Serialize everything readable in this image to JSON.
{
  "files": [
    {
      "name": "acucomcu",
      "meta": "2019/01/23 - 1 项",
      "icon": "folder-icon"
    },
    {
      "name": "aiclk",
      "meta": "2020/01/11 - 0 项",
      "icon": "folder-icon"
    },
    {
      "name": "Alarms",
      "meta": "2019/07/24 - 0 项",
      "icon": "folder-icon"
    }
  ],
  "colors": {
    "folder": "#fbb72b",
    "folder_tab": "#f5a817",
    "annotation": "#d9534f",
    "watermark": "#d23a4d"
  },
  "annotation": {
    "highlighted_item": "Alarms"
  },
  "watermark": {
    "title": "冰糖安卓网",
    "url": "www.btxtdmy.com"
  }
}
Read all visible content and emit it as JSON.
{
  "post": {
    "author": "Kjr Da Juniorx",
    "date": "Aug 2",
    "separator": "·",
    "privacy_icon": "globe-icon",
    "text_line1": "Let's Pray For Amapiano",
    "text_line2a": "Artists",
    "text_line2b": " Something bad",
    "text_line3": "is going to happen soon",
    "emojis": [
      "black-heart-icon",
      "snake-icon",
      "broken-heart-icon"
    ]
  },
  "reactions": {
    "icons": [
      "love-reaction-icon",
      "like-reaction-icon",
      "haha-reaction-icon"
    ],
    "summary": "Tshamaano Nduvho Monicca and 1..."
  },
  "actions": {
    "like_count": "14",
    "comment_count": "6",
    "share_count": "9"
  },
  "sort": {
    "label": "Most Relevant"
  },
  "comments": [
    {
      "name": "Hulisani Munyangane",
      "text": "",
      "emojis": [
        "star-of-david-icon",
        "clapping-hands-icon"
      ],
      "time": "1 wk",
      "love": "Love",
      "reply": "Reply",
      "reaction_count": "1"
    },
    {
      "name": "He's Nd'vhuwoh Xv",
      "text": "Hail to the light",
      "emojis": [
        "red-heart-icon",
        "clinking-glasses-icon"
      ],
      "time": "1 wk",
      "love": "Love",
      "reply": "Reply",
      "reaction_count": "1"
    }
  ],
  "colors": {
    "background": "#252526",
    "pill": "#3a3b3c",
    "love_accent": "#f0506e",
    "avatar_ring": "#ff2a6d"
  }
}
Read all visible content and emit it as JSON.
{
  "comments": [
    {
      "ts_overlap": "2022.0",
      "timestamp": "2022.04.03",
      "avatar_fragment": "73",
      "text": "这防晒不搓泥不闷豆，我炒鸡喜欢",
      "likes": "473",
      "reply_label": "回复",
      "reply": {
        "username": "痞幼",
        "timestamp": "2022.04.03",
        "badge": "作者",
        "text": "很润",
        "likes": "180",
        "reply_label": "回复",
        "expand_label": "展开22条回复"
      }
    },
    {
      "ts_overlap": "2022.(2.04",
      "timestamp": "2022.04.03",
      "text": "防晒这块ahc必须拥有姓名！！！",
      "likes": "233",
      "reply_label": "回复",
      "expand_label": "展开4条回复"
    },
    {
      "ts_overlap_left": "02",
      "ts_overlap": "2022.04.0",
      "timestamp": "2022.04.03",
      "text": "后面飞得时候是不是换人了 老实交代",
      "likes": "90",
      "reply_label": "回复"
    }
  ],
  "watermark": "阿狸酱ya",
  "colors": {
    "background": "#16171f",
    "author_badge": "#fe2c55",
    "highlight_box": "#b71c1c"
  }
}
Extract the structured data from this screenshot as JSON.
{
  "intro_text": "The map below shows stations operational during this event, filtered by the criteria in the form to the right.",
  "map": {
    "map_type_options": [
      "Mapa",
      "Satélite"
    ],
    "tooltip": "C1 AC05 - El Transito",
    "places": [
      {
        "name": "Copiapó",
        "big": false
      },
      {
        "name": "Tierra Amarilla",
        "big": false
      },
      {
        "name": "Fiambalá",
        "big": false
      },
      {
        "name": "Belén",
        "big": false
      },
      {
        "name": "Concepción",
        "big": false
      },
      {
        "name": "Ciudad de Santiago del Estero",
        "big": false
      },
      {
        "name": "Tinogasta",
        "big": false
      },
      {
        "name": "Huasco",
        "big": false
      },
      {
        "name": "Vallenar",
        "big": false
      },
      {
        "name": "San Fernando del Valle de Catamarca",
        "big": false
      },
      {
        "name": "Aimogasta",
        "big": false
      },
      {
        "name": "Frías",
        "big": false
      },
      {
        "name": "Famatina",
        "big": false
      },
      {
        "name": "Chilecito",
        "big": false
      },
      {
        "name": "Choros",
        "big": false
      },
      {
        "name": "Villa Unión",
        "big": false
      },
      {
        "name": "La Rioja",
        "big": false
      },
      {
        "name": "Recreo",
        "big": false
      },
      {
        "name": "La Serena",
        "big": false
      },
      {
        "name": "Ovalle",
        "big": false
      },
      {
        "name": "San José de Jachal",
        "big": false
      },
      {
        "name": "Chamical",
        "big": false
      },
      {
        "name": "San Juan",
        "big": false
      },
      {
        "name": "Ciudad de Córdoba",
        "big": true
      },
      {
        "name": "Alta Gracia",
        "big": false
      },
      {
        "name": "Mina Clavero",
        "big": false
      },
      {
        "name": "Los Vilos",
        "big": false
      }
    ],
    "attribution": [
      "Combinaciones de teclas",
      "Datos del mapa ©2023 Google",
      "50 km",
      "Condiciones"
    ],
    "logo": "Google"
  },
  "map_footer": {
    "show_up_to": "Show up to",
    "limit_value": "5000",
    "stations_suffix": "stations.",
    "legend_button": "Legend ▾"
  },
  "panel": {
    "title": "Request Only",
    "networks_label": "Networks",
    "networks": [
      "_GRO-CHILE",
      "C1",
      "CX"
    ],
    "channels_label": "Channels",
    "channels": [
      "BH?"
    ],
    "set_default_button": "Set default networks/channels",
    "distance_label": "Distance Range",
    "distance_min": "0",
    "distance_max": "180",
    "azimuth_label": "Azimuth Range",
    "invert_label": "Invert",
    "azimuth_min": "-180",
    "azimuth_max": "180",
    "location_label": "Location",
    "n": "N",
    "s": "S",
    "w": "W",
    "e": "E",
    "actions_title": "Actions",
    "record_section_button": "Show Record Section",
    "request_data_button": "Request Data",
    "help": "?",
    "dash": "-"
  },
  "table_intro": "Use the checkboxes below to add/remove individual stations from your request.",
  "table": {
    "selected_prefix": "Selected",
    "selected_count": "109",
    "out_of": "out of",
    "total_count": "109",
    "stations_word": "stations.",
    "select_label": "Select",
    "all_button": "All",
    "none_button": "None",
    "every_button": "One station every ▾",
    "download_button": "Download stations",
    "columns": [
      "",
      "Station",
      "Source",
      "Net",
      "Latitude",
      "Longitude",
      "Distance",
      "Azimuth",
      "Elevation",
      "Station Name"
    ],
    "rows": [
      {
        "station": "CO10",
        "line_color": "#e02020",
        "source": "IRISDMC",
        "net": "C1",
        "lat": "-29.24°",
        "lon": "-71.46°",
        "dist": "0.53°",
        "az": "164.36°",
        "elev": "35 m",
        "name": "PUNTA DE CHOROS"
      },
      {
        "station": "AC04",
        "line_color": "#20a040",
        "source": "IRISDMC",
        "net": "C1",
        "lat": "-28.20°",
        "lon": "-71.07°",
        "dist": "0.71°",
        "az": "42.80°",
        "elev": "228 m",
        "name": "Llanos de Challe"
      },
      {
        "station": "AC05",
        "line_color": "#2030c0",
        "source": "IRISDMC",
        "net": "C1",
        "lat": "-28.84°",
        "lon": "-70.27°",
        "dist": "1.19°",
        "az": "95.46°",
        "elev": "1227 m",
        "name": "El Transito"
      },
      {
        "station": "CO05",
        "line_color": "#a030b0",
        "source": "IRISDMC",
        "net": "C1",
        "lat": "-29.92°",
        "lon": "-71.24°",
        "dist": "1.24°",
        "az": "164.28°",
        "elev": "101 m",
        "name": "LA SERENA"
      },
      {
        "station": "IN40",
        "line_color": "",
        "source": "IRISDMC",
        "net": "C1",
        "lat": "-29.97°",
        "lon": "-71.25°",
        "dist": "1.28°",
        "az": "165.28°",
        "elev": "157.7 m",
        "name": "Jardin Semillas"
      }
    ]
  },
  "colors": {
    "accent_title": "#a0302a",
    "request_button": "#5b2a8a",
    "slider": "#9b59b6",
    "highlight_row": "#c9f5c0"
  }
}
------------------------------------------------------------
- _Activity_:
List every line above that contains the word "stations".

- _Answer box_:
  "intro_text": "The map below shows stations operational during this event, filtered by the criteria in the form to the right.",
    "stations_suffix": "stations.",
  "table_intro": "Use the checkboxes below to add/remove individual stations from your request.",
    "stations_word": "stations.",
    "download_button": "Download stations",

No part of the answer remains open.